Records for the exercise:
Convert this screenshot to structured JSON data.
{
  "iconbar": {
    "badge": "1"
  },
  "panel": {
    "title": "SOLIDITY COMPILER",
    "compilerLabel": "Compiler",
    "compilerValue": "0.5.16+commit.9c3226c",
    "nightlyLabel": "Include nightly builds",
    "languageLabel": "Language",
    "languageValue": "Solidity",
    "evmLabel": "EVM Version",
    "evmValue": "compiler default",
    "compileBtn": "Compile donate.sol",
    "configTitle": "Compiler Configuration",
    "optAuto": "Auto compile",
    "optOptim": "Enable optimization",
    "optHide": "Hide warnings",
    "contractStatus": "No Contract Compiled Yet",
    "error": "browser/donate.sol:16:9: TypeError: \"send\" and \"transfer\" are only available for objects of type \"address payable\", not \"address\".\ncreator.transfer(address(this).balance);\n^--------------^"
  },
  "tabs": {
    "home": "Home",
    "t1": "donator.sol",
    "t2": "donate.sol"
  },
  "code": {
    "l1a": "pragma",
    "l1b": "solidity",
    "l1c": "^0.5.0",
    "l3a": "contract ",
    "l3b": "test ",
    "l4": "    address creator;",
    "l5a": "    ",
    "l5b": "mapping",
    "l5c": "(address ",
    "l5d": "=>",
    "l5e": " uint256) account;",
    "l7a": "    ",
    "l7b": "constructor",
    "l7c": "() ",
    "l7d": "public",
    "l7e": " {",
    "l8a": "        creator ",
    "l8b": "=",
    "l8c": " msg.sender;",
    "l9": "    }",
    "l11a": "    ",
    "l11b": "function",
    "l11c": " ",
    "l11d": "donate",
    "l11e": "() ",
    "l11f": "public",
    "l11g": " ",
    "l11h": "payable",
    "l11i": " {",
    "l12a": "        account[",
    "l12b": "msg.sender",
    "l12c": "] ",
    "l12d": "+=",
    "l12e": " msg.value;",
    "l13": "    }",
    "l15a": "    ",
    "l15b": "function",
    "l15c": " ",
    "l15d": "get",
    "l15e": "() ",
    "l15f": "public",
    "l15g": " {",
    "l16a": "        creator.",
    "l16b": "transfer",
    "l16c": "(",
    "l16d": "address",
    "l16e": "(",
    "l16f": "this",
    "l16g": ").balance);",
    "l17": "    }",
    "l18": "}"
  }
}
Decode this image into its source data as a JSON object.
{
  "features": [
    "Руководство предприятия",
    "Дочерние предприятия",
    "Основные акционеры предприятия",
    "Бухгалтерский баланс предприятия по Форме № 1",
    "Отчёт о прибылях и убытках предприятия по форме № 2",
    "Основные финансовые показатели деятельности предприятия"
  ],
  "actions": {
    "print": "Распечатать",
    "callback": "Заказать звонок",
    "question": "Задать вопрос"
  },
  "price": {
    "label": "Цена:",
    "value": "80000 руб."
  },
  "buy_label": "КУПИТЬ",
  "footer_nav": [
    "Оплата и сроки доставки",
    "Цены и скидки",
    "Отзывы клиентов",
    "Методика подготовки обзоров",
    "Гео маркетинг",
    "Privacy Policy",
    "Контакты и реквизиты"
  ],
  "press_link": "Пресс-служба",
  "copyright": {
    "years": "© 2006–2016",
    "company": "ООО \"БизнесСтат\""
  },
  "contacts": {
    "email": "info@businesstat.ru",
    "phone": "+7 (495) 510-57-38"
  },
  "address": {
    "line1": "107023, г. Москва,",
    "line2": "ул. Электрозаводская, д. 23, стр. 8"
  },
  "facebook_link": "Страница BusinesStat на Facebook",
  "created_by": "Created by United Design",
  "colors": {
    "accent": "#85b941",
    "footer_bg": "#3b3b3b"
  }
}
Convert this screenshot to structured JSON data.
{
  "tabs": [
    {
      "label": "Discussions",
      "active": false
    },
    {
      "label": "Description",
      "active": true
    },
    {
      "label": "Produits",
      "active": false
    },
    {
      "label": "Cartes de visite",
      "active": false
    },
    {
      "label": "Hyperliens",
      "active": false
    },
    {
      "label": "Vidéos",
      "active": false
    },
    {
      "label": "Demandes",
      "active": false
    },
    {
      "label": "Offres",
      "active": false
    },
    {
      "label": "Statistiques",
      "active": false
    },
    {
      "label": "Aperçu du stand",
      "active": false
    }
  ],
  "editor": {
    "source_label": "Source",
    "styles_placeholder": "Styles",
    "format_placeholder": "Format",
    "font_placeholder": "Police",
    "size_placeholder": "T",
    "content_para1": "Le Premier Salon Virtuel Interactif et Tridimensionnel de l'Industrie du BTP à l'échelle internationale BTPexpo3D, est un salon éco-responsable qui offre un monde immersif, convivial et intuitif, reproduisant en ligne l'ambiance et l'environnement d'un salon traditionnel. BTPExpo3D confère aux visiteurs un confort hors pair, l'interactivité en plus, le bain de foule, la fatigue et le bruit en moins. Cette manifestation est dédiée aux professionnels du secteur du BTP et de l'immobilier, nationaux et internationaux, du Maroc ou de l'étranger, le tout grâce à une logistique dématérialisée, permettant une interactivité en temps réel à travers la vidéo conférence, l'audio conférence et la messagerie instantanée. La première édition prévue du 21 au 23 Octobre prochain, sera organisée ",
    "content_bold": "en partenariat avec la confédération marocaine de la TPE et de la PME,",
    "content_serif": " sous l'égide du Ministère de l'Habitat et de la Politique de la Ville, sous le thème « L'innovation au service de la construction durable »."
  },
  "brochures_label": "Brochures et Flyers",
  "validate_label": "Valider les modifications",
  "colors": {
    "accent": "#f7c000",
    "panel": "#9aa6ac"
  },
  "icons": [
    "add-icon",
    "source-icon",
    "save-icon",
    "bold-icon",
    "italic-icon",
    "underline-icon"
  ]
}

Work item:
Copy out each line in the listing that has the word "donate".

The completed task:
    "compileBtn": "Compile donate.sol",
    "error": "browser/donate.sol:16:9: TypeError: \"send\" and \"transfer\" are only available for objects of type \"address payable\", not \"address\".\ncreator.transfer(address(this).balance);\n^--------------^"
    "t2": "donate.sol"
    "l11d": "donate",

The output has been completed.